Squirrels built a supercomputer in 2015 to help find the largest and rarest prime numbers ever discovered. We're excited to announce today the discovery and verification of a prime number that's over 23 million digits long!
The newly discovered prime number is 277,232,917-1. It's calculated by multiplying 77,232,917 twos together and subtracting one.
This type of prime number, which takes the form 2P-1, is identified as a Mersenne prime. For example, while the smallest traditional prime numbers are 2, 3, 5, 7, etc., the smallest Mersenne primes are 3, 7, 31 and 127 calculated with P values of 2, 3, 5 and 7.
Squirrels' supercomputer contributes computing power to the Great Internet Mersenne Prime Search (GIMPS). This search is a coordinated global effort that combines the power of thousands of computers to find the largest prime numbers ever discovered.

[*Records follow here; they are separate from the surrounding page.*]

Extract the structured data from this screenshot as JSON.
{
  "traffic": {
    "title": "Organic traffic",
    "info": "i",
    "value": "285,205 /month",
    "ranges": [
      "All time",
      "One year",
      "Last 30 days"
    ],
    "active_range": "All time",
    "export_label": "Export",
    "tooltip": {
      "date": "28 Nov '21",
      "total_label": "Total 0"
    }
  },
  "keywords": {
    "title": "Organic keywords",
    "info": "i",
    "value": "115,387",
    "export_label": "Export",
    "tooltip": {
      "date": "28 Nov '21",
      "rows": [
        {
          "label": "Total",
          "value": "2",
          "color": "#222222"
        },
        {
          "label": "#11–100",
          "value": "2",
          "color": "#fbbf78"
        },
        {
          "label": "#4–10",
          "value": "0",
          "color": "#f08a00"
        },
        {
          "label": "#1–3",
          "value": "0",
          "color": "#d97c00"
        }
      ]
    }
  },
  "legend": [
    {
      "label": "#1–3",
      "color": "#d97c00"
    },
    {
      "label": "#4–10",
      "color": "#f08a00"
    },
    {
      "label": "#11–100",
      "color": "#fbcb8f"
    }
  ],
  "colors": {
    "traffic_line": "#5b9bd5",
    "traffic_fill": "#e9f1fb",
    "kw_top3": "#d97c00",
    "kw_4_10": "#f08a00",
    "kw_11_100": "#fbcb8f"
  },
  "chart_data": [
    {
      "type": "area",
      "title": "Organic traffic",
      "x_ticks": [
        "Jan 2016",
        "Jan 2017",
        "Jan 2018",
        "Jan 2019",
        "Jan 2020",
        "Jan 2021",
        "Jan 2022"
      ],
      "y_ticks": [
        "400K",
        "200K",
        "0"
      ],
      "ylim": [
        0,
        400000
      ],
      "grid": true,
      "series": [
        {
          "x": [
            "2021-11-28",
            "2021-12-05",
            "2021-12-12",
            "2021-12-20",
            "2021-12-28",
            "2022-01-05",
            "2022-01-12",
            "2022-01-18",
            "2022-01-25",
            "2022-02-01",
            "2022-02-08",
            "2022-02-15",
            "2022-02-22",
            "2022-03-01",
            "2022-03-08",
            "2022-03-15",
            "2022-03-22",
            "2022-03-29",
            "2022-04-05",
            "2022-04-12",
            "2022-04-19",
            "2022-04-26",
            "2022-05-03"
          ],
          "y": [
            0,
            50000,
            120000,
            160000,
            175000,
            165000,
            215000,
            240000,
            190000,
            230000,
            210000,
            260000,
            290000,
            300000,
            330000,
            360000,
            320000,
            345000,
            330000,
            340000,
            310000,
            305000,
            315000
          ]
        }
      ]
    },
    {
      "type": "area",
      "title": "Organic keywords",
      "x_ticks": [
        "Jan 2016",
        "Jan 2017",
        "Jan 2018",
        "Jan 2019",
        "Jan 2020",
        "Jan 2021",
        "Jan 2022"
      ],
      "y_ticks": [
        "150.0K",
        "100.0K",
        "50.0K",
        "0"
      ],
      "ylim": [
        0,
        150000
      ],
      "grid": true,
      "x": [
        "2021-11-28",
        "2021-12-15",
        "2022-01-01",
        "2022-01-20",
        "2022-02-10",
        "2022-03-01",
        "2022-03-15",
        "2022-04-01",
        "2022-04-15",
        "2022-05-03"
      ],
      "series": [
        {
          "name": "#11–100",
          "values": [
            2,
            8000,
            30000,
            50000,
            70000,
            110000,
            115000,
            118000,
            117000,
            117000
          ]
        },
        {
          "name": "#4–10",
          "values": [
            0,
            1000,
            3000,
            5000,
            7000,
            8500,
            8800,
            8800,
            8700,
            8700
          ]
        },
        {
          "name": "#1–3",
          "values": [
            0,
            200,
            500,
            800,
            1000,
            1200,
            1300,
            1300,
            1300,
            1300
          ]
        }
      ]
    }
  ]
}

Squirrels was also one of the groups tasked with verifying the new prime number. This marks the second time the Squirrels supercomputer contributed to a Mersenne prime discovery. It previously helped verify a prime with more than 22 million digits in January 2016.
"We are happy that we are able to contribute not just to the prime search, but to many educational and research projects," Squirrels founder David Stanfill said. "I hope our contribution can help inspire the next generation of curious thinkers."
The next major GIMPS goal is to find the first 100 million-digit prime number. That one comes with a $150,000 award.
How to get involved
Anyone with a moderately powerful computer can download the free GIMPS software needed to contribute to the search and potentially earn money for new discoveries.
K-12 educators are bringing the prime number search to the classroom to get students excited about the power of mathematics and teach them about collaborative computing.
Learn how to get started at https://www.mersenne.org.
Read the full GIMPS press release for complete details about the latest prime number discovery and user contributions.